Although trauma(9) and previous infection (Borrelia burgdorferi10) may incite morphea, the definitive etiology of morphea is not known. We do not know the reason of zosteriform distribution of morphea, but any neurogenic stimulation may be the cause of dermatomal distribution. Consequently, we presented this case with usual morphea diagnosed with histopathology and of which the location of morphea was unusual and worth to report.

Conflict of Interest

The authors declared no conflicts of interest with respect to the authorship and/or publication of this article.

Financial Disclosure

The authors received no financial support for the research and/or authorship of this article.
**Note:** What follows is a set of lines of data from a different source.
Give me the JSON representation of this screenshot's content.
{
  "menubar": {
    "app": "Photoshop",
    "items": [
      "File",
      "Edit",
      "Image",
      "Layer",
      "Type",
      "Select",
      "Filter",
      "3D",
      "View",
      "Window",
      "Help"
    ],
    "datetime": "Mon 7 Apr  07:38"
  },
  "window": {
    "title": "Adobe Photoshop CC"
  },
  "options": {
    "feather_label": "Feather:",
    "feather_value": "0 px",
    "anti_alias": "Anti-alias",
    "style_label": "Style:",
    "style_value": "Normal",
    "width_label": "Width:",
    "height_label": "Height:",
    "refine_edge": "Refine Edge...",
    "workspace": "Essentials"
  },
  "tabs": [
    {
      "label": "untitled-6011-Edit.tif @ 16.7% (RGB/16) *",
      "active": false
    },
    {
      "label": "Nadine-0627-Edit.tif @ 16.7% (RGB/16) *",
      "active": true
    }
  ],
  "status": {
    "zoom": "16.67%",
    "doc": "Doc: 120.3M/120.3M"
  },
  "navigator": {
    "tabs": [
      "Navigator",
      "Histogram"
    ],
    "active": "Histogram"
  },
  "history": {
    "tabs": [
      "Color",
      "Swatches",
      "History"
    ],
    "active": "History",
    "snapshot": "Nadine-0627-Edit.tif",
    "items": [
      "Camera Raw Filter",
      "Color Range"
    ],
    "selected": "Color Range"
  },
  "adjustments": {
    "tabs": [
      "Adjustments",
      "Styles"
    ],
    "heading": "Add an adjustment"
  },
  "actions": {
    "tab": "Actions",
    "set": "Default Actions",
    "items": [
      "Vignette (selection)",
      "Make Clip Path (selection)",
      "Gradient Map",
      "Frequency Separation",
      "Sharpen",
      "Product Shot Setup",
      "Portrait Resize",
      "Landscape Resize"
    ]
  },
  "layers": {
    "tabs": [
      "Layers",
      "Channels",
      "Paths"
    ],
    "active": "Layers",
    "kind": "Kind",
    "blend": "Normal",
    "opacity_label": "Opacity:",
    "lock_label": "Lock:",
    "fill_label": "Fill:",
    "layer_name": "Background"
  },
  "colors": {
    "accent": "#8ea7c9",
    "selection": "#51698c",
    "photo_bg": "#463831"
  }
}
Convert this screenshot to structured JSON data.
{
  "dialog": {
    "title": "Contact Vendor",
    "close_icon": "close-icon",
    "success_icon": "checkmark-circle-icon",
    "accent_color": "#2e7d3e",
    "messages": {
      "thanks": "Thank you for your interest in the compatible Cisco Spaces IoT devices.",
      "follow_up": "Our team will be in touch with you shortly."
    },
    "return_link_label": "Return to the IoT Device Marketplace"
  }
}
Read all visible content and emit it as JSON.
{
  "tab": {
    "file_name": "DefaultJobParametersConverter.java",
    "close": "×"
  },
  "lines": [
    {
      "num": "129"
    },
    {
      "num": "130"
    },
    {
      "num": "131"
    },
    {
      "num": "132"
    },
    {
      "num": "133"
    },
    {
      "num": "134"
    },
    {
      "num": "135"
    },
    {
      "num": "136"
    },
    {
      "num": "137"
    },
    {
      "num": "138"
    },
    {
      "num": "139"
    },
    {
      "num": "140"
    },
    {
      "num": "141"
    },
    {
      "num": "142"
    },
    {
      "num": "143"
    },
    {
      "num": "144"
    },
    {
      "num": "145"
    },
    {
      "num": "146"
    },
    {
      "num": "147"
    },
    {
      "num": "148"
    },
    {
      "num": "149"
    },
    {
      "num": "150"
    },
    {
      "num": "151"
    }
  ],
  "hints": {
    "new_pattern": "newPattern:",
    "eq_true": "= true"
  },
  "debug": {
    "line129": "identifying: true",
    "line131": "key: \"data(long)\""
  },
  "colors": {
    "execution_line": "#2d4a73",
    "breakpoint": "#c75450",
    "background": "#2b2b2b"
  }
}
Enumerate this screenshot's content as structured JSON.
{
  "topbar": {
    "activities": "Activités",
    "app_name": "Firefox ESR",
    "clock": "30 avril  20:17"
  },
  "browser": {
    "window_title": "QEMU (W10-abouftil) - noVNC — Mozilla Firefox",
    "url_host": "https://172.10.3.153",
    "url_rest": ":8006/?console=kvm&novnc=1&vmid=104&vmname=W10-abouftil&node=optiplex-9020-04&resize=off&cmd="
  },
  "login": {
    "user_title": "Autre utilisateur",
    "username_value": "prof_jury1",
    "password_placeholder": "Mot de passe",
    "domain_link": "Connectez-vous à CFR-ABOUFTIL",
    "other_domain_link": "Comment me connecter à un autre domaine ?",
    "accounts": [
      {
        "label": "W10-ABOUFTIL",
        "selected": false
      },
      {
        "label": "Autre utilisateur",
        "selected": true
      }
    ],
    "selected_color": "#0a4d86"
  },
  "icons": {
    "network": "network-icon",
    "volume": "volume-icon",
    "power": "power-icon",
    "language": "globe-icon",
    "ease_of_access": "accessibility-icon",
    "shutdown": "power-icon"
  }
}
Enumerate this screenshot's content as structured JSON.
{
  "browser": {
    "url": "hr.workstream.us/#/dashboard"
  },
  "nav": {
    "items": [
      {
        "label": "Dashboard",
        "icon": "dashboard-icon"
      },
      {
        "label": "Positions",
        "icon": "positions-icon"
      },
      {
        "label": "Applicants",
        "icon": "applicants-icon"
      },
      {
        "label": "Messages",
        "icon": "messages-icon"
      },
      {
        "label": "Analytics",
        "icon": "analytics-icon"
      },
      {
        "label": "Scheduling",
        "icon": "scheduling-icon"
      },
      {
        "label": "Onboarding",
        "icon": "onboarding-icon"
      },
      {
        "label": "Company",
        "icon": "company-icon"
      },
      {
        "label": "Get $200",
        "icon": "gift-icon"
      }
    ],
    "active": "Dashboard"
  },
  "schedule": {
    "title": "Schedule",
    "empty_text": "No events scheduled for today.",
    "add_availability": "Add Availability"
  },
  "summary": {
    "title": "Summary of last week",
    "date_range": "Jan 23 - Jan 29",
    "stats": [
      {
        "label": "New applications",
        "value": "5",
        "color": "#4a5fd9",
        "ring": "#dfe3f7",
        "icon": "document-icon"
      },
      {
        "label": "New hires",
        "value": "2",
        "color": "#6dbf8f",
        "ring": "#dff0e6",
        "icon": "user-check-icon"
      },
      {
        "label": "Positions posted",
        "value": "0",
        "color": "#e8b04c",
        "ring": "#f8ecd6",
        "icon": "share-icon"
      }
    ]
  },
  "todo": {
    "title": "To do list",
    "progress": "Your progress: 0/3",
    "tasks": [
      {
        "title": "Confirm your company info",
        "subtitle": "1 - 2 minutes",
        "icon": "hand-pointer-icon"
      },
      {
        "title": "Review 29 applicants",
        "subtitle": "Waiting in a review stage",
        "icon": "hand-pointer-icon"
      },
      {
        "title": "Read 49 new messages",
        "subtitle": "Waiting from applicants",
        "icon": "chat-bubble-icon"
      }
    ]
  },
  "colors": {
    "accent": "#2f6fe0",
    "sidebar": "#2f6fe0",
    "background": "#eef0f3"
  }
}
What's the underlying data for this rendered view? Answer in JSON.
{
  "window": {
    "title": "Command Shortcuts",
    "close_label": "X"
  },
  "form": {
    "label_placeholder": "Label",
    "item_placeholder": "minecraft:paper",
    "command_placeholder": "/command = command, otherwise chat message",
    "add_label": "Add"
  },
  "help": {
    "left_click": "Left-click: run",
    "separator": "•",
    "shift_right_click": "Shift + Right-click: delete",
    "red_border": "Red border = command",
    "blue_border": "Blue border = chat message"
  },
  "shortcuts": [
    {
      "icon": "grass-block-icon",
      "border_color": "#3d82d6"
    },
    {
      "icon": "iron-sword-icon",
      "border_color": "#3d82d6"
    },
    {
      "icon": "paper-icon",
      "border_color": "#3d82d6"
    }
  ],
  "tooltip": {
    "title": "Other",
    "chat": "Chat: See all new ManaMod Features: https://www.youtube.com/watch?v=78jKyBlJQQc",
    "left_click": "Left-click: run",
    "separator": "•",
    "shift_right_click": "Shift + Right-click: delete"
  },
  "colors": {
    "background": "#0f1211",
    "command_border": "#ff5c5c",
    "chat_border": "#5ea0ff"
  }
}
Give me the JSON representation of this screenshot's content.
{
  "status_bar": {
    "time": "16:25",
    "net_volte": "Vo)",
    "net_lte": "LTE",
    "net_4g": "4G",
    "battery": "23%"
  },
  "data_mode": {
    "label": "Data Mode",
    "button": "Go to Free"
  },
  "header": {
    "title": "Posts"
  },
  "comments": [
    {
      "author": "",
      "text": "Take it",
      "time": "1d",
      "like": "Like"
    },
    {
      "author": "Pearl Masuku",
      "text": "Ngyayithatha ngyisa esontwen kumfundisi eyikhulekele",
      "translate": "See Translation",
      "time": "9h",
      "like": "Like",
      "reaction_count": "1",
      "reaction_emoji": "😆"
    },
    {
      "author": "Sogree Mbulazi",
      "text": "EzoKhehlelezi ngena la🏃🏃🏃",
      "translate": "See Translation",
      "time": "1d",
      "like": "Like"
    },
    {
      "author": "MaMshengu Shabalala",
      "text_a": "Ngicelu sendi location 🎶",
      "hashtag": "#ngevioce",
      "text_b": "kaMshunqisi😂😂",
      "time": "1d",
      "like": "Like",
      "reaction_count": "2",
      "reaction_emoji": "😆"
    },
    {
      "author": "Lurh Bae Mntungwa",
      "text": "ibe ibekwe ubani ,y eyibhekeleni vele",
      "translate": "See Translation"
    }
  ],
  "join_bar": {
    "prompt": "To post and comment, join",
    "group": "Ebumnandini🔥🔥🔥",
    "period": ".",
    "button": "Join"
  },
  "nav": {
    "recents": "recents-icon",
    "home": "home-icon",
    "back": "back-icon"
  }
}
  1. Peterson LS, Nelson AM, Su WP, Mason T, O’Fallon WM, Gabriel SE. The epidemiology of morphea (localized scleroderma) in Olmsted County 1960- 1993. J Rheumatol 1997;24:73-80.
  2. Peterson LS, Nelson AM, Su WP. Classification of morphea (localized scleroderma). Mayo Clin Proc 1995;70:1068-76.
  3. Ruiz-Villaverde R, Sánchez-Cano D, Galán-Gutiérrez M. Zosteriform morphea: Wolf's isotopic response in an immunocompetent patient. Dermatol Reports 2011;3:e16.
  4. López N, Alcaraz I, Cid-Mañas J, Camacho E, Herrera-Acosta E, Matilla A, et al. Wolf's isotopic response: zosteriform morphea appearing at the site of healed herpes zoster in a HIV patient. J Eur Acad Dermatol Venereol 2009;23:90-2.
  5. Jaka-Moreno A, López-Pestaña A, López-Núñez M, Ormaechea-Pérez N, Vildosola-Esturo S, Tuneu-Valls A, et al. Wolf’s isotopic response: a series of 9 cases. Actas Dermosifiliogr 2012;103:798-805.
  6. Requena L, Kutzner H, Escalonilla P, Ortiz S, Schaller J, Rohwedder A. Cutaneous reactions at sites of herpes zoster scars: an expanded spectrum. Br J Dermatol 1998;138:161-8.
  7. Gilden D, Cohrs RJ, Mahalingam R, Nagel MA. Neurological disease produced by varicella zoster virus reactivation without rash. Curr Top Microbiol Immunol 2010;342:243-53.
  8. Joshi A, Al-Mutairi N. Zosteriform morphea: a new pattern. Acta Derm Venereol 2005;85:279-80.
  9. Vancheeswaran R, Black CM, David J, Hasson N, Harper J, Atherton D, et al. Childhood-onset scleroderma: is it different from adult-onset disease. Arthritis Rheum 1996;39:1041-9.
  10. Aberer E, Neumann R, Stanek G. Is localised scleroderma a Borrelia infection? Lancet 1985;2:278.